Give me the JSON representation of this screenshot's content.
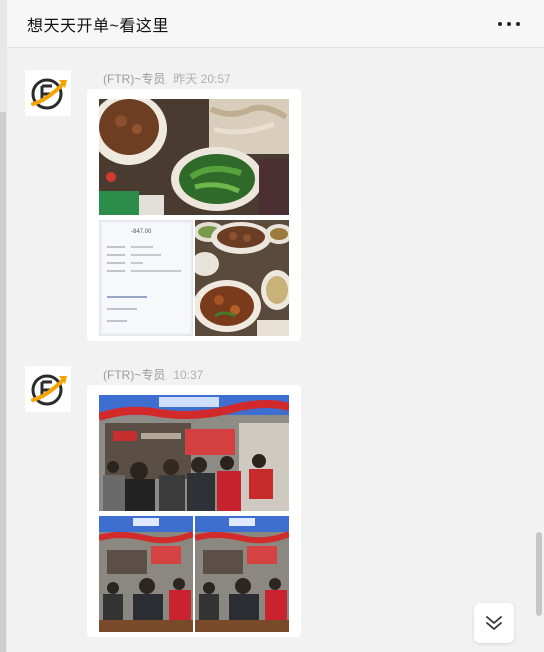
{
  "header": {
    "title": "想天天开单~看这里",
    "more_icon": "more-dots-icon"
  },
  "messages": [
    {
      "sender": "(FTR)~专员",
      "time": "昨天 20:57",
      "avatar_icon": "ftr-logo-icon",
      "images": [
        "food-soup-photo",
        "receipt-screenshot-photo",
        "food-dishes-photo"
      ],
      "receipt": {
        "amount": "-847.00"
      }
    },
    {
      "sender": "(FTR)~专员",
      "time": "10:37",
      "avatar_icon": "ftr-logo-icon",
      "images": [
        "meeting-room-photo",
        "meeting-room-photo-2",
        "meeting-room-photo-3"
      ]
    }
  ],
  "scroll_down_icon": "double-chevron-down-icon",
  "colors": {
    "background": "#f2f2f2",
    "header_bg": "#f7f7f7",
    "logo_orange": "#f5a300",
    "logo_dark": "#2b2b2b"
  }
}
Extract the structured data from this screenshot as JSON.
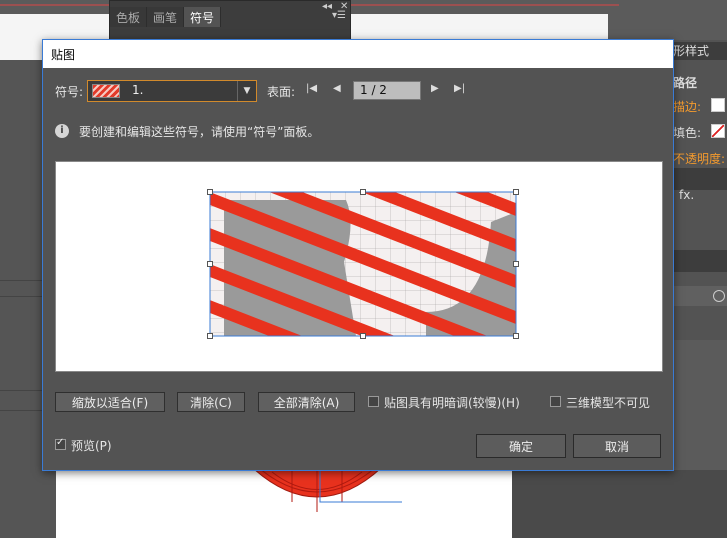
{
  "background": {
    "panel_tabs": [
      "色板",
      "画笔",
      "符号"
    ],
    "right_panel": {
      "graphic_styles_tab": "形样式",
      "path_label": "路径",
      "stroke_label": "描边:",
      "fill_label": "填色:",
      "opacity_label": "不透明度:",
      "fx_label": "fx."
    }
  },
  "dialog": {
    "title": "贴图",
    "symbol_label": "符号:",
    "symbol_value": "1.",
    "surface_label": "表面:",
    "page_value": "1 / 2",
    "info_text": "要创建和编辑这些符号，请使用“符号”面板。",
    "buttons": {
      "scale_to_fit": "缩放以适合(F)",
      "clear": "清除(C)",
      "clear_all": "全部清除(A)",
      "ok": "确定",
      "cancel": "取消"
    },
    "checkboxes": {
      "shade_artwork": {
        "label": "贴图具有明暗调(较慢)(H)",
        "checked": false
      },
      "invisible_geometry": {
        "label": "三维模型不可见",
        "checked": false
      },
      "preview": {
        "label": "预览(P)",
        "checked": true
      }
    }
  },
  "colors": {
    "accent_blue": "#3a7bd5",
    "stripe_red": "#e8321e",
    "orange_label": "#f39a2e"
  }
}
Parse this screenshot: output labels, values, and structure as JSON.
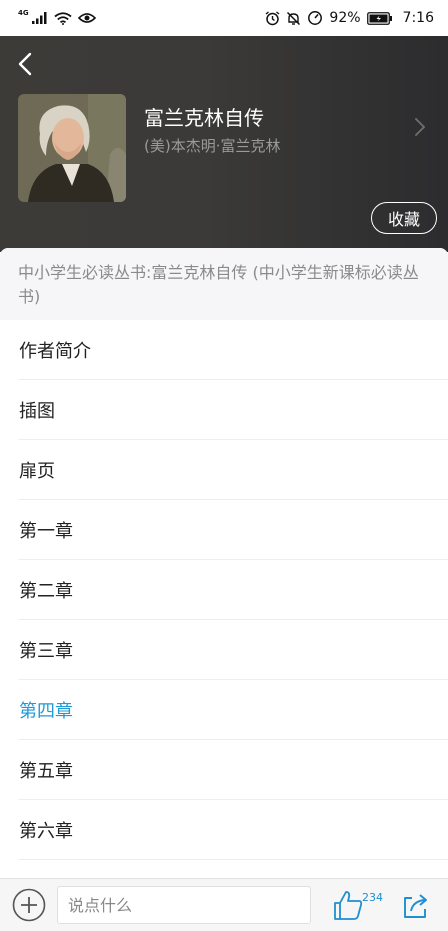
{
  "status_bar": {
    "network": "4G",
    "battery_percent": "92%",
    "time": "7:16"
  },
  "header": {
    "book_title": "富兰克林自传",
    "author": "(美)本杰明·富兰克林",
    "favorite_label": "收藏"
  },
  "series_title": "中小学生必读丛书:富兰克林自传 (中小学生新课标必读丛书)",
  "toc": {
    "active_index": 6,
    "items": [
      "作者简介",
      "插图",
      "扉页",
      "第一章",
      "第二章",
      "第三章",
      "第四章",
      "第五章",
      "第六章"
    ]
  },
  "bottom_bar": {
    "comment_placeholder": "说点什么",
    "like_count": "234"
  },
  "colors": {
    "accent": "#1f9ad6",
    "header_bg": "#3b3a38"
  }
}
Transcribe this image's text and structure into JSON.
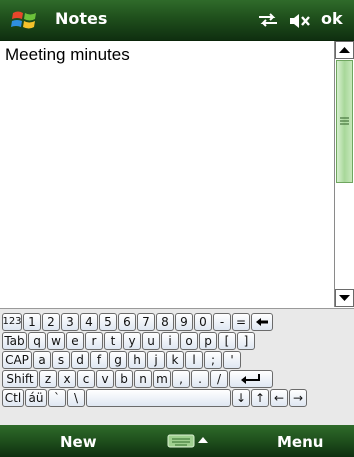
{
  "titlebar": {
    "app_title": "Notes",
    "ok_label": "ok"
  },
  "note": {
    "text": "Meeting minutes"
  },
  "keyboard": {
    "rows": [
      [
        "123",
        "1",
        "2",
        "3",
        "4",
        "5",
        "6",
        "7",
        "8",
        "9",
        "0",
        "-",
        "=",
        "←"
      ],
      [
        "Tab",
        "q",
        "w",
        "e",
        "r",
        "t",
        "y",
        "u",
        "i",
        "o",
        "p",
        "[",
        "]"
      ],
      [
        "CAP",
        "a",
        "s",
        "d",
        "f",
        "g",
        "h",
        "j",
        "k",
        "l",
        ";",
        "'"
      ],
      [
        "Shift",
        "z",
        "x",
        "c",
        "v",
        "b",
        "n",
        "m",
        ",",
        ".",
        "/",
        "↵"
      ],
      [
        "Ctl",
        "áü",
        "`",
        "\\",
        "",
        "↓",
        "↑",
        "←",
        "→"
      ]
    ]
  },
  "softbar": {
    "left_label": "New",
    "right_label": "Menu"
  },
  "colors": {
    "bar_green": "#1f4f1c",
    "scroll_thumb": "#a8d89a"
  }
}
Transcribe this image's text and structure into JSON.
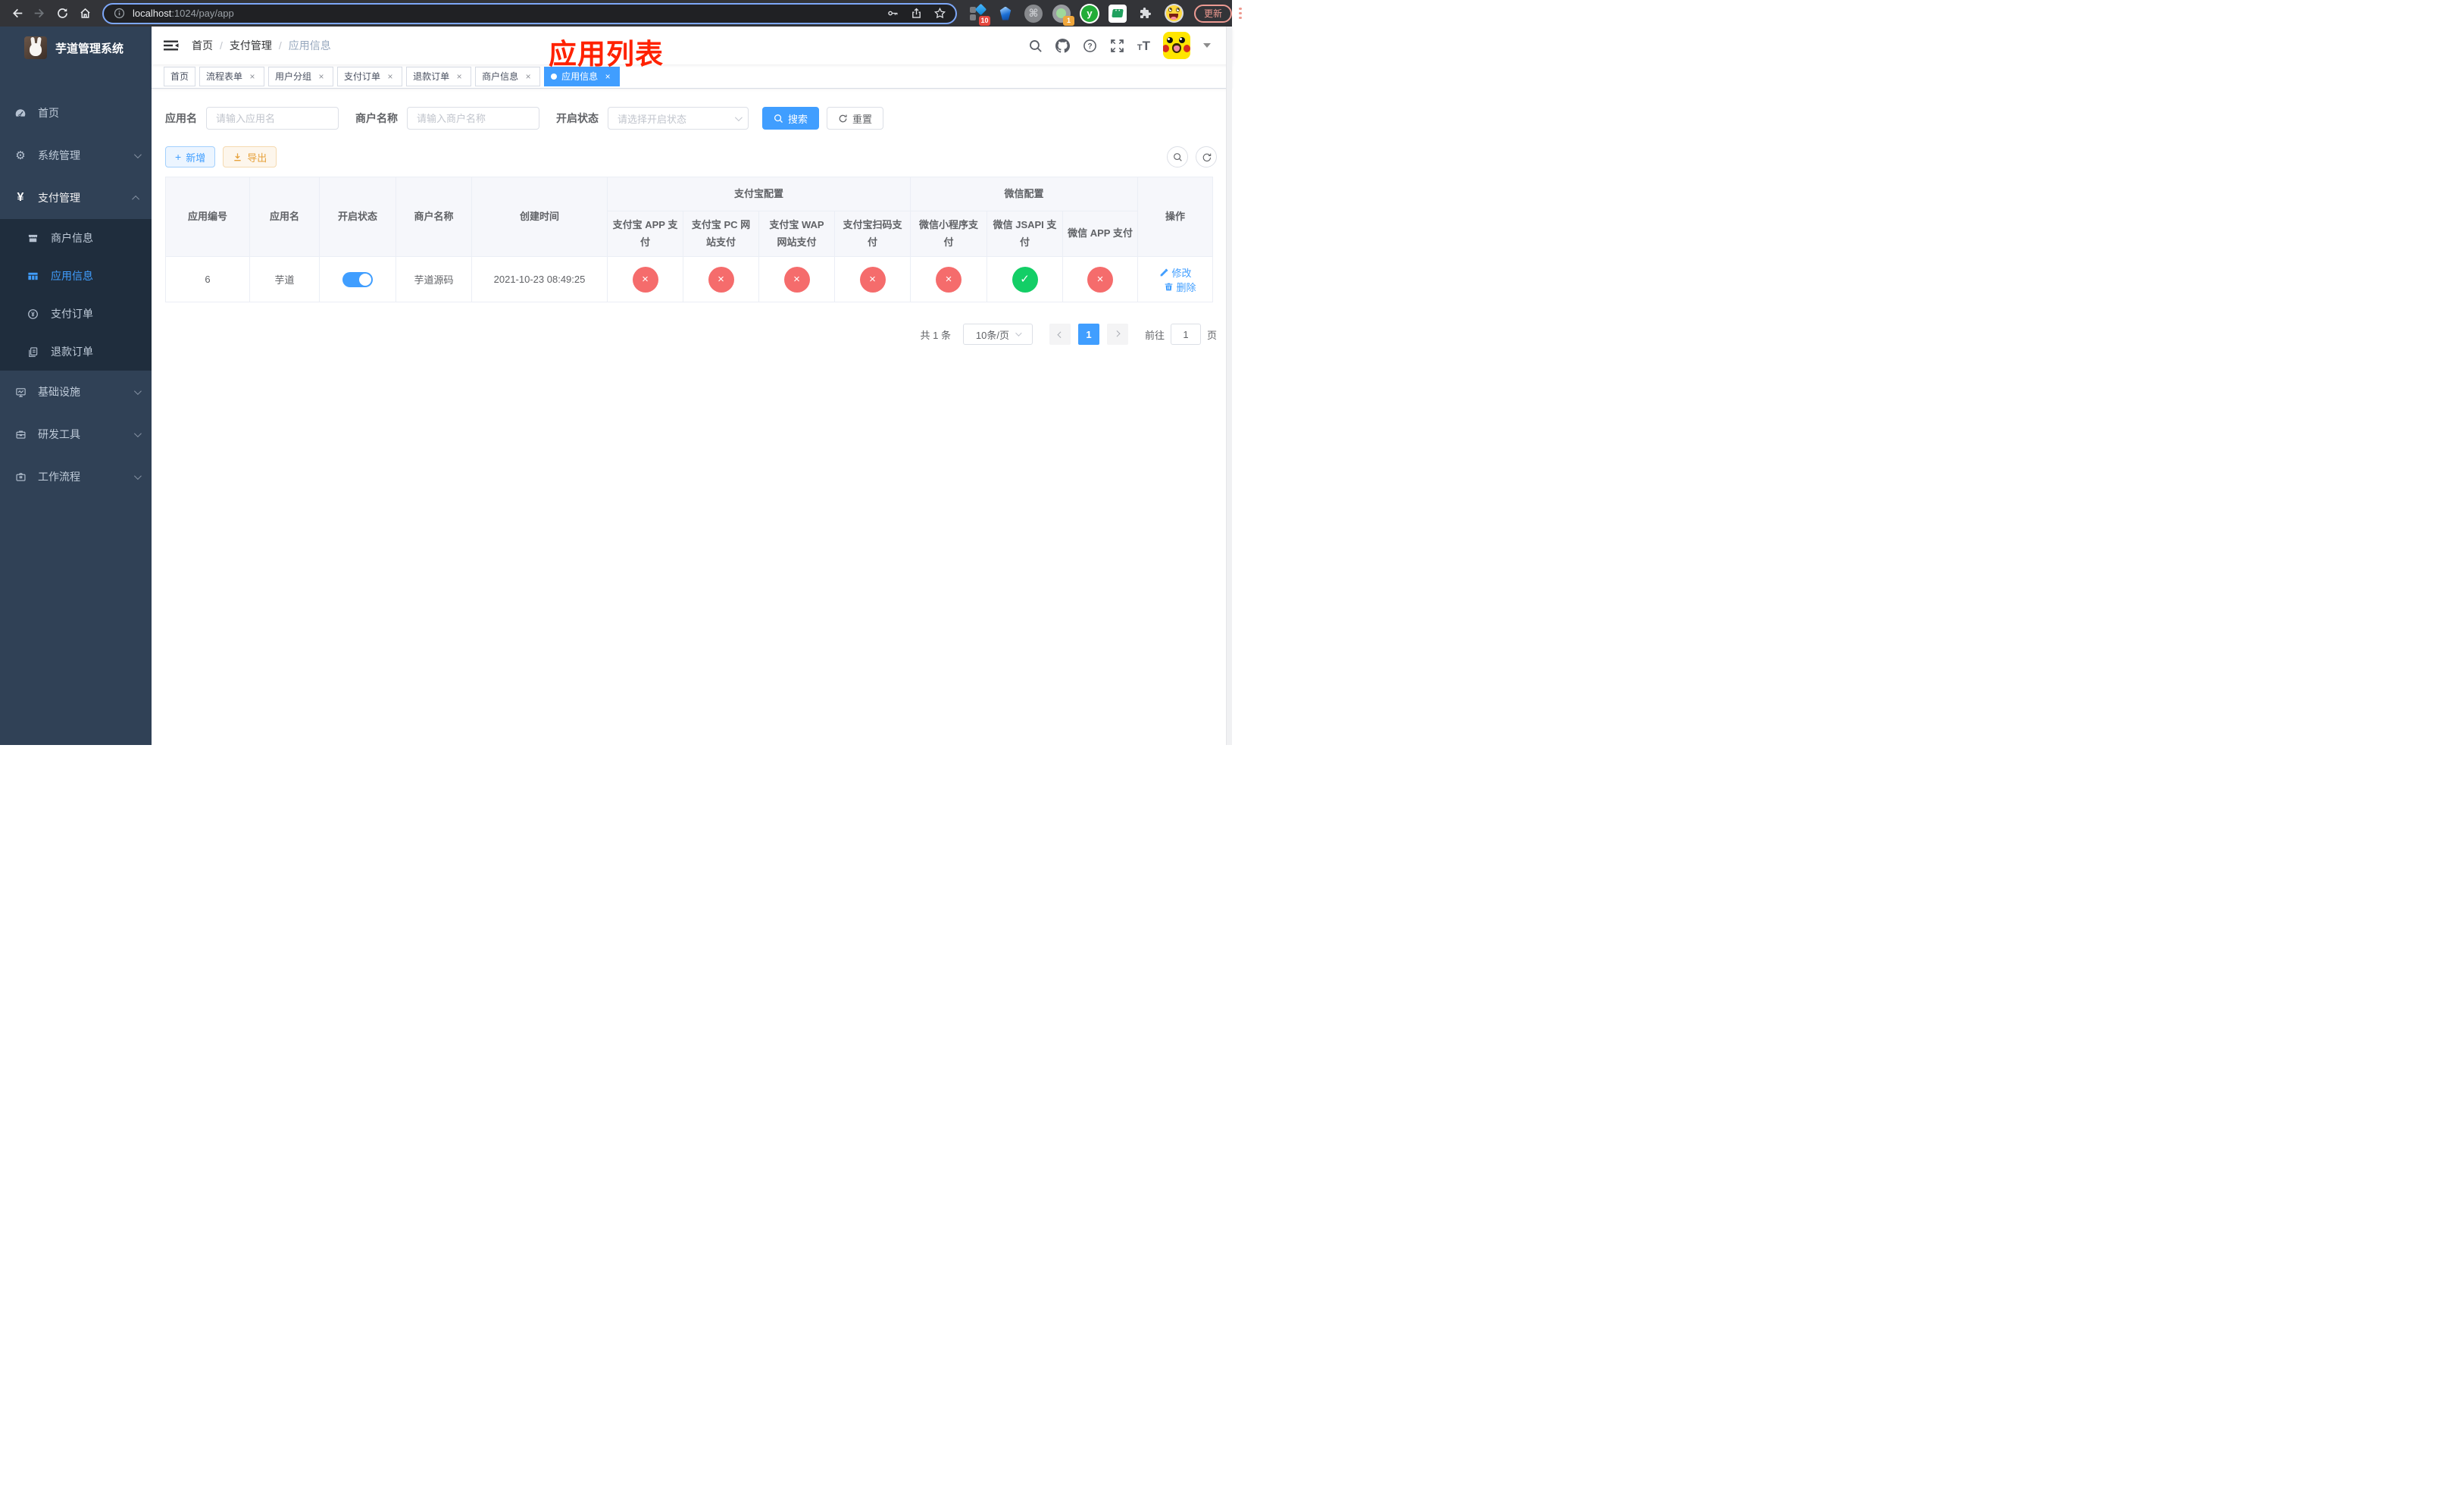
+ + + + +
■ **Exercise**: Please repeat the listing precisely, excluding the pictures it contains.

■ **Exercise answer**:
Give me the JSON representation of this screenshot's content.
{
  "header": {
    "title": "想天天开单~看这里",
    "more_icon": "more-dots-icon"
  },
  "messages": [
    {
      "sender": "(FTR)~专员",
      "time": "昨天 20:57",
      "avatar_icon": "ftr-logo-icon",
      "images": [
        "food-soup-photo",
        "receipt-screenshot-photo",
        "food-dishes-photo"
      ],
      "receipt": {
        "amount": "-847.00"
      }
    },
    {
      "sender": "(FTR)~专员",
      "time": "10:37",
      "avatar_icon": "ftr-logo-icon",
      "images": [
        "meeting-room-photo",
        "meeting-room-photo-2",
        "meeting-room-photo-3"
      ]
    }
  ],
  "scroll_down_icon": "double-chevron-down-icon",
  "colors": {
    "background": "#f2f2f2",
    "header_bg": "#f7f7f7",
    "logo_orange": "#f5a300",
    "logo_dark": "#2b2b2b"
  }
}
Extract the structured data from this screenshot as JSON.
{
  "background": {
    "panel_tabs": [
      "色板",
      "画笔",
      "符号"
    ],
    "right_panel": {
      "graphic_styles_tab": "形样式",
      "path_label": "路径",
      "stroke_label": "描边:",
      "fill_label": "填色:",
      "opacity_label": "不透明度:",
      "fx_label": "fx."
    }
  },
  "dialog": {
    "title": "贴图",
    "symbol_label": "符号:",
    "symbol_value": "1.",
    "surface_label": "表面:",
    "page_value": "1 / 2",
    "info_text": "要创建和编辑这些符号，请使用“符号”面板。",
    "buttons": {
      "scale_to_fit": "缩放以适合(F)",
      "clear": "清除(C)",
      "clear_all": "全部清除(A)",
      "ok": "确定",
      "cancel": "取消"
    },
    "checkboxes": {
      "shade_artwork": {
        "label": "贴图具有明暗调(较慢)(H)",
        "checked": false
      },
      "invisible_geometry": {
        "label": "三维模型不可见",
        "checked": false
      },
      "preview": {
        "label": "预览(P)",
        "checked": true
      }
    }
  },
  "colors": {
    "accent_blue": "#3a7bd5",
    "stripe_red": "#e8321e",
    "orange_label": "#f39a2e"
  }
}
Parse this screenshot: output labels, values, and structure as JSON.
{
  "status_bar": {
    "network": "4G",
    "battery_percent": "92%",
    "time": "7:16"
  },
  "header": {
    "book_title": "富兰克林自传",
    "author": "(美)本杰明·富兰克林",
    "favorite_label": "收藏"
  },
  "series_title": "中小学生必读丛书:富兰克林自传 (中小学生新课标必读丛书)",
  "toc": {
    "active_index": 6,
    "items": [
      "作者简介",
      "插图",
      "扉页",
      "第一章",
      "第二章",
      "第三章",
      "第四章",
      "第五章",
      "第六章"
    ]
  },
  "bottom_bar": {
    "comment_placeholder": "说点什么",
    "like_count": "234"
  },
  "colors": {
    "accent": "#1f9ad6",
    "header_bg": "#3b3a38"
  }
}
Transcribe this image's text and structure into JSON.
{
  "titlebar": {
    "app_title": "Notes",
    "ok_label": "ok"
  },
  "note": {
    "text": "Meeting minutes"
  },
  "keyboard": {
    "rows": [
      [
        "123",
        "1",
        "2",
        "3",
        "4",
        "5",
        "6",
        "7",
        "8",
        "9",
        "0",
        "-",
        "=",
        "←"
      ],
      [
        "Tab",
        "q",
        "w",
        "e",
        "r",
        "t",
        "y",
        "u",
        "i",
        "o",
        "p",
        "[",
        "]"
      ],
      [
        "CAP",
        "a",
        "s",
        "d",
        "f",
        "g",
        "h",
        "j",
        "k",
        "l",
        ";",
        "'"
      ],
      [
        "Shift",
        "z",
        "x",
        "c",
        "v",
        "b",
        "n",
        "m",
        ",",
        ".",
        "/",
        "↵"
      ],
      [
        "Ctl",
        "áü",
        "`",
        "\\",
        "",
        "↓",
        "↑",
        "←",
        "→"
      ]
    ]
  },
  "softbar": {
    "left_label": "New",
    "right_label": "Menu"
  },
  "colors": {
    "bar_green": "#1f4f1c",
    "scroll_thumb": "#a8d89a"
  }
}
Transcribe this image's text and structure into JSON.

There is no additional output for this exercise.